▸ **What this task involves**: With nothing added or dropped, copy the data that follows exactly.

▸ **The records**:

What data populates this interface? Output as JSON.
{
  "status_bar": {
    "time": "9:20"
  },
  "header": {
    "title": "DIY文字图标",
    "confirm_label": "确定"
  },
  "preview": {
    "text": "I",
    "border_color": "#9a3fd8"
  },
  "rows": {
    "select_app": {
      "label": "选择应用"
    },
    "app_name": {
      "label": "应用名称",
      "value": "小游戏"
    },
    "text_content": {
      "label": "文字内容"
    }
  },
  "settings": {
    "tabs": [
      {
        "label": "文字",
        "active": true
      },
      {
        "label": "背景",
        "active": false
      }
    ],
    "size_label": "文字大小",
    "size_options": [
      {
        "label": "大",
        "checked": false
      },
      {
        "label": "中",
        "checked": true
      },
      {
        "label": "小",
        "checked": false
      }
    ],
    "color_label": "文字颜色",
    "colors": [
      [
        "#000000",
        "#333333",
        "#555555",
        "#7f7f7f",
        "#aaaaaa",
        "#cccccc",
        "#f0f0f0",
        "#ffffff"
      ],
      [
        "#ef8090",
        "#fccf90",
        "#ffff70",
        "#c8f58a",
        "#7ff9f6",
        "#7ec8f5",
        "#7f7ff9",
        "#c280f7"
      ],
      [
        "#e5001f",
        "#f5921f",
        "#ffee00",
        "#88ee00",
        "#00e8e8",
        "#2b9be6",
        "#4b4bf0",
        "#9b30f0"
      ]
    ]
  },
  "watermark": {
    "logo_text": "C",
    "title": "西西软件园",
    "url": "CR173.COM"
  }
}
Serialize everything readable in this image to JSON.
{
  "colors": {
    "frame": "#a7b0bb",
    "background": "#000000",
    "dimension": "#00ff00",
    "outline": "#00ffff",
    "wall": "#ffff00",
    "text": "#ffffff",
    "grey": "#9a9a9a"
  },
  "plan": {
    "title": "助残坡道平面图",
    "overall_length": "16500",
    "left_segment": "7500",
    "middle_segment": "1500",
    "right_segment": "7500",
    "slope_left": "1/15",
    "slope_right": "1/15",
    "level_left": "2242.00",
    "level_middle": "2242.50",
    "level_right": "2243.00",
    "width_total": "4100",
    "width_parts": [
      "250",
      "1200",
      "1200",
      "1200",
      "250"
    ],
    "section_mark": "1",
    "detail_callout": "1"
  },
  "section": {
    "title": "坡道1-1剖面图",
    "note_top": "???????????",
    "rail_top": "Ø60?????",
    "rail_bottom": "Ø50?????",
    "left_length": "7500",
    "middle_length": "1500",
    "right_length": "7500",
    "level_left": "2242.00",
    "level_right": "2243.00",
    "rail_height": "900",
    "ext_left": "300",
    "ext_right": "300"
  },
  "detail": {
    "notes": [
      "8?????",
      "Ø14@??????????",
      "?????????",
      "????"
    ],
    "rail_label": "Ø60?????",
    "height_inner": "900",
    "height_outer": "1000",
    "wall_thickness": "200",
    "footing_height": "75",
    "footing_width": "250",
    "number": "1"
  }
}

▸ **Result of the task**:
What data populates this interface? Output as JSON.
{
  "status_bar": {
    "time": "9:20"
  },
  "header": {
    "title": "DIY文字图标",
    "confirm_label": "确定"
  },
  "preview": {
    "text": "I",
    "border_color": "#9a3fd8"
  },
  "rows": {
    "select_app": {
      "label": "选择应用"
    },
    "app_name": {
      "label": "应用名称",
      "value": "小游戏"
    },
    "text_content": {
      "label": "文字内容"
    }
  },
  "settings": {
    "tabs": [
      {
        "label": "文字",
        "active": true
      },
      {
        "label": "背景",
        "active": false
      }
    ],
    "size_label": "文字大小",
    "size_options": [
      {
        "label": "大",
        "checked": false
      },
      {
        "label": "中",
        "checked": true
      },
      {
        "label": "小",
        "checked": false
      }
    ],
    "color_label": "文字颜色",
    "colors": [
      [
        "#000000",
        "#333333",
        "#555555",
        "#7f7f7f",
        "#aaaaaa",
        "#cccccc",
        "#f0f0f0",
        "#ffffff"
      ],
      [
        "#ef8090",
        "#fccf90",
        "#ffff70",
        "#c8f58a",
        "#7ff9f6",
        "#7ec8f5",
        "#7f7ff9",
        "#c280f7"
      ],
      [
        "#e5001f",
        "#f5921f",
        "#ffee00",
        "#88ee00",
        "#00e8e8",
        "#2b9be6",
        "#4b4bf0",
        "#9b30f0"
      ]
    ]
  },
  "watermark": {
    "logo_text": "C",
    "title": "西西软件园",
    "url": "CR173.COM"
  }
}
Serialize everything readable in this image to JSON.
{
  "colors": {
    "frame": "#a7b0bb",
    "background": "#000000",
    "dimension": "#00ff00",
    "outline": "#00ffff",
    "wall": "#ffff00",
    "text": "#ffffff",
    "grey": "#9a9a9a"
  },
  "plan": {
    "title": "助残坡道平面图",
    "overall_length": "16500",
    "left_segment": "7500",
    "middle_segment": "1500",
    "right_segment": "7500",
    "slope_left": "1/15",
    "slope_right": "1/15",
    "level_left": "2242.00",
    "level_middle": "2242.50",
    "level_right": "2243.00",
    "width_total": "4100",
    "width_parts": [
      "250",
      "1200",
      "1200",
      "1200",
      "250"
    ],
    "section_mark": "1",
    "detail_callout": "1"
  },
  "section": {
    "title": "坡道1-1剖面图",
    "note_top": "???????????",
    "rail_top": "Ø60?????",
    "rail_bottom": "Ø50?????",
    "left_length": "7500",
    "middle_length": "1500",
    "right_length": "7500",
    "level_left": "2242.00",
    "level_right": "2243.00",
    "rail_height": "900",
    "ext_left": "300",
    "ext_right": "300"
  },
  "detail": {
    "notes": [
      "8?????",
      "Ø14@??????????",
      "?????????",
      "????"
    ],
    "rail_label": "Ø60?????",
    "height_inner": "900",
    "height_outer": "1000",
    "wall_thickness": "200",
    "footing_height": "75",
    "footing_width": "250",
    "number": "1"
  }
}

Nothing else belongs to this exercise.